The whole tactic accelerates the depreciation benefits for the co-owners, making it a very profitable technique in the early years of property ownership.
Scenarios where split report works
A split report is applicable wherever there is a scope of claiming tax depreciation on the assets of your property. Let’s try to understand how multiple owners are better than a single one.
Consider a scenario where property investors are allowed to receive a write-off on assets that have a starting value of $300 (or less). Typically, this severely restricts the write-off a single owner could get on a property.

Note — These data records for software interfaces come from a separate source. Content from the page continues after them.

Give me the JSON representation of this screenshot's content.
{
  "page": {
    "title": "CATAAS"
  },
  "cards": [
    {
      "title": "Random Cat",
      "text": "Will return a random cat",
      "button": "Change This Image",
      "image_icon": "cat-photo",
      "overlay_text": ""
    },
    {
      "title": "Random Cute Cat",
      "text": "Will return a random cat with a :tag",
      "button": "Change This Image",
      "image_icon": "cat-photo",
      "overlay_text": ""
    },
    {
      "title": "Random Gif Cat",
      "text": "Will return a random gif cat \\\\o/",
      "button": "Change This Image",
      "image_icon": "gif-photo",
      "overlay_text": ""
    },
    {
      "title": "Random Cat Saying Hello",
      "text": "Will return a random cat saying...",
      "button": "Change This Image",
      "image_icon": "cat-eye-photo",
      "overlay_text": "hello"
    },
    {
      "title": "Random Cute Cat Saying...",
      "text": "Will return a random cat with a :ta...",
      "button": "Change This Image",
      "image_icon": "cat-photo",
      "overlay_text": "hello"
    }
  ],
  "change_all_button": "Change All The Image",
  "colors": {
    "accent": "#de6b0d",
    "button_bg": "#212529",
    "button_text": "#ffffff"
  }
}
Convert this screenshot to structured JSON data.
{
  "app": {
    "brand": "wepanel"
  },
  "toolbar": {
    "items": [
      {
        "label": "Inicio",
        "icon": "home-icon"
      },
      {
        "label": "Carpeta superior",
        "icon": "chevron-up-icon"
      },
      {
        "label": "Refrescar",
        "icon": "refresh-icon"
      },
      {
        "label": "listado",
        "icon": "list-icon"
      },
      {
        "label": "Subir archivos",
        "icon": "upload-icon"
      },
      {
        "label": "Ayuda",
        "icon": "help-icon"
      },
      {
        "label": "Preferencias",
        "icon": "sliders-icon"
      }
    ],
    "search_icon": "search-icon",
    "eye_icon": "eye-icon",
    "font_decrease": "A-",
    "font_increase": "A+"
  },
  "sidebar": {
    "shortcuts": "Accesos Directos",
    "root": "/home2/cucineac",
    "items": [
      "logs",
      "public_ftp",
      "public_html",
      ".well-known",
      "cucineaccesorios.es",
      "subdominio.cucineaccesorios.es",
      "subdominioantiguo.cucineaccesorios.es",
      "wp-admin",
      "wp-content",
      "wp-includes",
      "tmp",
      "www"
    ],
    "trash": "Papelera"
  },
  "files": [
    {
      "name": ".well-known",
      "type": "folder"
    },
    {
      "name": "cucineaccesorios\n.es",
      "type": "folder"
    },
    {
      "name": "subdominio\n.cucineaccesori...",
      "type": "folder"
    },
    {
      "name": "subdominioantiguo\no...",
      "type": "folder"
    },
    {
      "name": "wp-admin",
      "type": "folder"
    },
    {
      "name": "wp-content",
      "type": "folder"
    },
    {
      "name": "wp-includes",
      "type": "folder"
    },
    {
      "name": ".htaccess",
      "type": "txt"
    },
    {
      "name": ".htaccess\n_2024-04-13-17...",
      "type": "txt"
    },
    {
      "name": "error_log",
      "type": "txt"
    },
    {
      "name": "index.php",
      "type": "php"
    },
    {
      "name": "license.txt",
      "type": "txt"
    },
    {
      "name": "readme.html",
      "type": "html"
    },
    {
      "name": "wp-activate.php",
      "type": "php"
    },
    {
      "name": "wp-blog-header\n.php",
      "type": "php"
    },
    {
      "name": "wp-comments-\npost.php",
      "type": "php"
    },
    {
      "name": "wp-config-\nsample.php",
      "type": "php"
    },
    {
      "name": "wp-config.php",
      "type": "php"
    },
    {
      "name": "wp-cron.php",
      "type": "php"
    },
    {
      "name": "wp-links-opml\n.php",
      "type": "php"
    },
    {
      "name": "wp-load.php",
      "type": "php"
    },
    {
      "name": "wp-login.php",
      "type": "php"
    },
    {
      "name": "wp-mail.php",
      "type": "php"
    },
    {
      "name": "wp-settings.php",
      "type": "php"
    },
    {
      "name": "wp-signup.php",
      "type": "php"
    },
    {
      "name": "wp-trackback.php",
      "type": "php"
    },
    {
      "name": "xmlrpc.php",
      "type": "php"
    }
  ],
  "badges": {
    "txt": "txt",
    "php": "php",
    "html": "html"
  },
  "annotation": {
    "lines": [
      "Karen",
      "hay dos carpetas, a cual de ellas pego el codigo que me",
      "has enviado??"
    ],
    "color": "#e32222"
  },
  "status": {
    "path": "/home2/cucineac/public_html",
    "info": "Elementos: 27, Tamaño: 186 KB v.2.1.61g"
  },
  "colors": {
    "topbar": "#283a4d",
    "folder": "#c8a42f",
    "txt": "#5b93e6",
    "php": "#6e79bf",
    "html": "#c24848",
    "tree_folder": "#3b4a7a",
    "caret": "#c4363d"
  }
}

However, in the case of co-ownership with an equal partnership, each owner is allowed to claim a write-off on items with a value of less than $300. This means that the co-owners can collectively claim ownership of $600 value.
A similar tactic could be employed in case of low-value pooling. Suppose that if the interest of the owner for any asset is less than $1000 in value, the asset would be considered low-value. The owner gets a Deppro contact number and gets told that he could claim them at a rate of 18.75 percent in the first year and 37.5 percent from second year. However, when there is a 50:50 co-ownership, each owner is allowed to claim assets with interest less than $1000, thus allowing to put a total claim worth $2000.
Asset depreciation is a significant tax deduction for property owners, something to consider during a Deppro review. However, this is far from the only benefit that co-ownership offers. If you are looking to invest in a property, doing so with others can hold some long-term benefits for you. Contact us today to chat about your options.